REQUIREMENT:
The lines you need are those holding the word "label"; pull them from the material.

RECORD EXCERPTS:
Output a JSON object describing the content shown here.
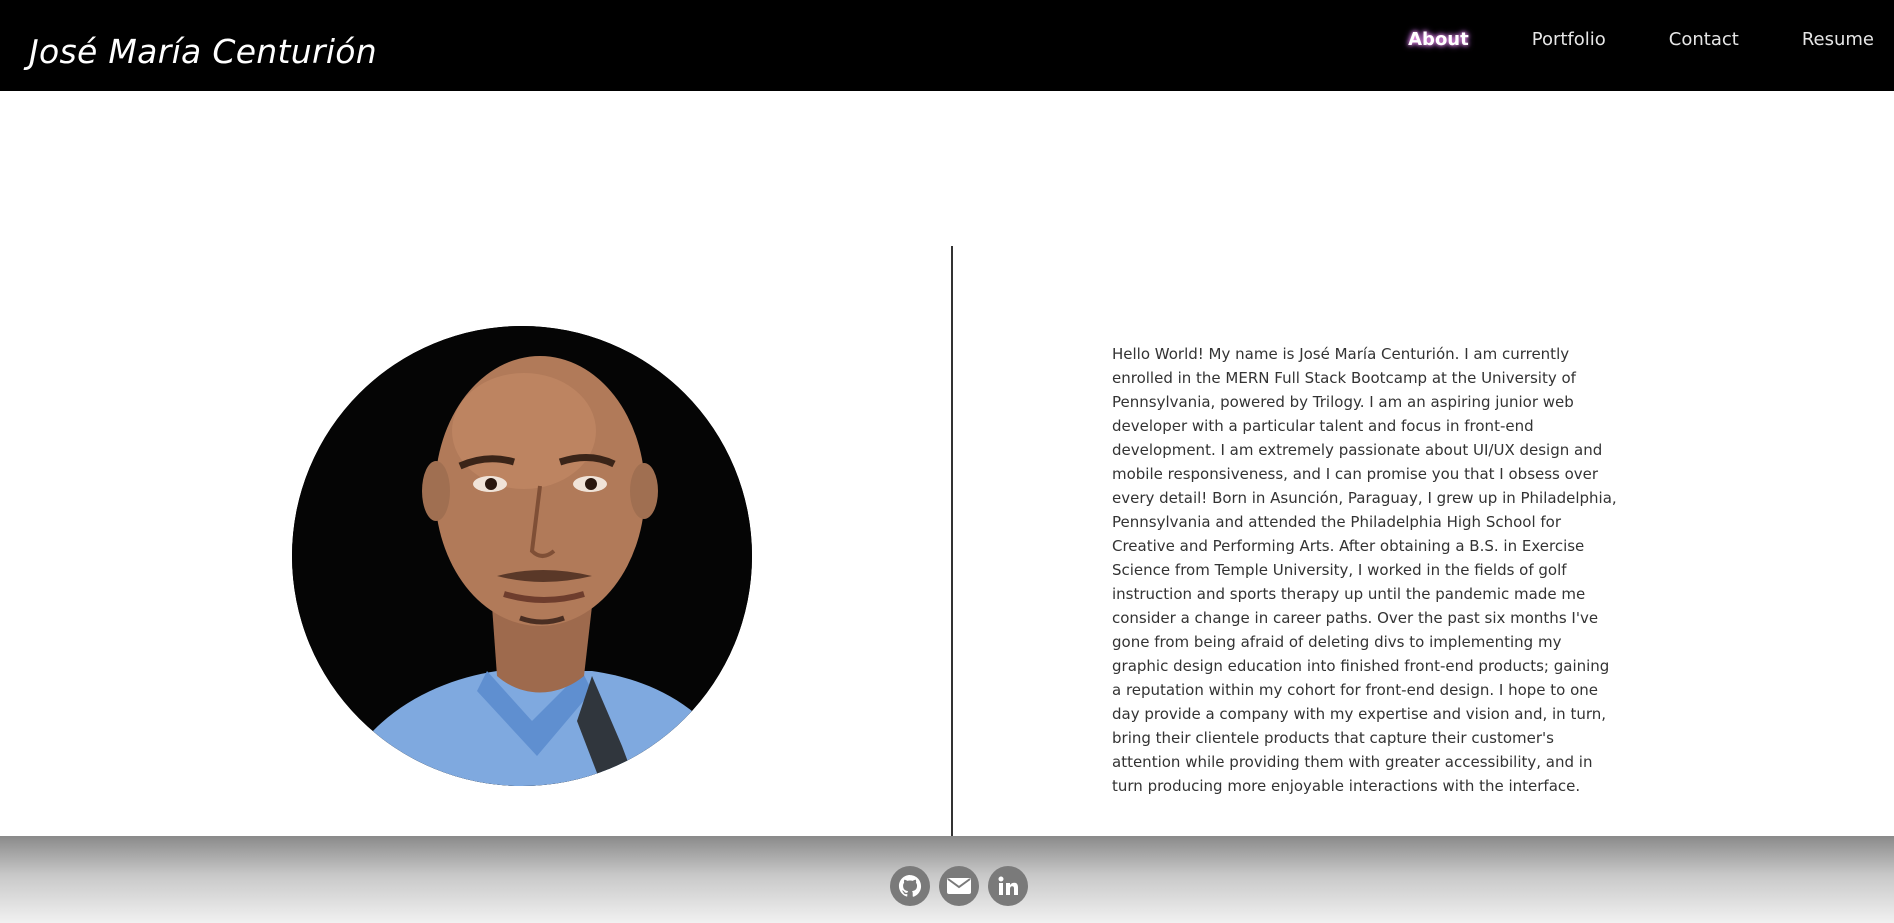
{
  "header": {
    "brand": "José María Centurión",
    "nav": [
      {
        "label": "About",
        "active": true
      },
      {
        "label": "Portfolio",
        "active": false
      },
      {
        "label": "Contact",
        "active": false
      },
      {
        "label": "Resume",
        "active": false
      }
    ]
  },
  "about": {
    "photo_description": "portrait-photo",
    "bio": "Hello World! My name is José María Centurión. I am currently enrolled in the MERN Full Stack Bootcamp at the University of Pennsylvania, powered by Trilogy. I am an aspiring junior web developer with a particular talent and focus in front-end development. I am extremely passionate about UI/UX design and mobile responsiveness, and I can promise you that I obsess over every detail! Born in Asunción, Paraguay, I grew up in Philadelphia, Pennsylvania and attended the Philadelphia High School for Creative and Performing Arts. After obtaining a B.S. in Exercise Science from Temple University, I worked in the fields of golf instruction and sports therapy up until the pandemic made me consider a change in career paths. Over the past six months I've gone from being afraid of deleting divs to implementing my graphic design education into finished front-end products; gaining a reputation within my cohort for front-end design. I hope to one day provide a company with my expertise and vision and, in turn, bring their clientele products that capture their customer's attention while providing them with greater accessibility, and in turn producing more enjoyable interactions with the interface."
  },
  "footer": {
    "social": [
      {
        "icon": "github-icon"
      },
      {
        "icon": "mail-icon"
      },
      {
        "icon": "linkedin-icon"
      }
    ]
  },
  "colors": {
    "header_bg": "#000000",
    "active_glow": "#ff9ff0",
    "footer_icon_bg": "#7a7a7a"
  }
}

RESPONSE:
        "label": "About",
        "label": "Portfolio",
        "label": "Contact",
        "label": "Resume",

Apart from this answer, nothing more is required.